Adobe Photoshop provides a comprehensive set of color-correction tools for adjusting the color and tone of individual images. You can, for example, correct problems in color quality and tonal range created during the original photography or during image scanning, and you can correct problems in composition and sharpen the overall focus of the image.
Organizing an efficient sequence of tasks
Most retouching follows these eight general steps:
- Duplicating the original image or scan. (Always work in a copy of the image file so that you can recover the original later if necessary.)
- Checking the scan quality and making sure that the resolution is appropriate for the way you will use the image.
- Cropping the image to final size and orientation.

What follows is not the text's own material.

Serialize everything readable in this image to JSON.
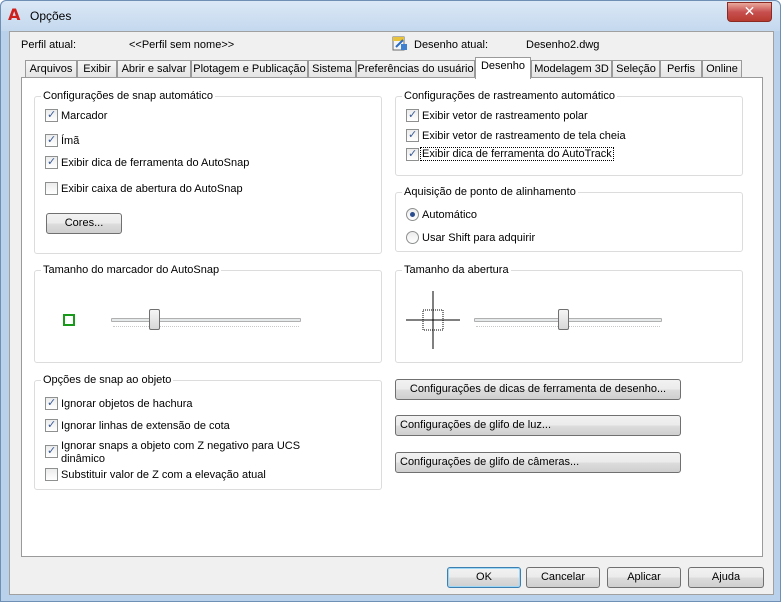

- Repairing flaws in scans of damaged photographs (such as rips, dust, or stains).
- Adjusting the overall contrast or tonal range of the image.
- Removing any color casts.
- Adjusting the color and tone in specific parts of the image to bring out highlights, midtones, shadows, and desaturated colors.
- Sharpening the overall focus of the image.
Usually, you should complete these processes in the order listed. Otherwise, the results of one process may cause unintended changes to other aspects of the image, making it necessary for you to redo some of your work.
Adjusting your process for intended uses
The retouching techniques you apply to an image depend in part on how you will use the image. Whether an image is intended for black-and-white publication on newsprint or for full-color Internet distribution affects everything from the resolution of the initial scan to the type of tonal range and color correction that the image requires. Photoshop supports the CMYK color mode for preparing an image to be printed using process colors, as well as RGB and other color modes for Web and mobile authoring.
To illustrate one application of retouching techniques, this lesson takes you through the steps of correcting a photograph intended for four-color print publication.
For more information about CMYK and RGB color modes, see Lesson 16, “Producing and Printing Consistent Color.”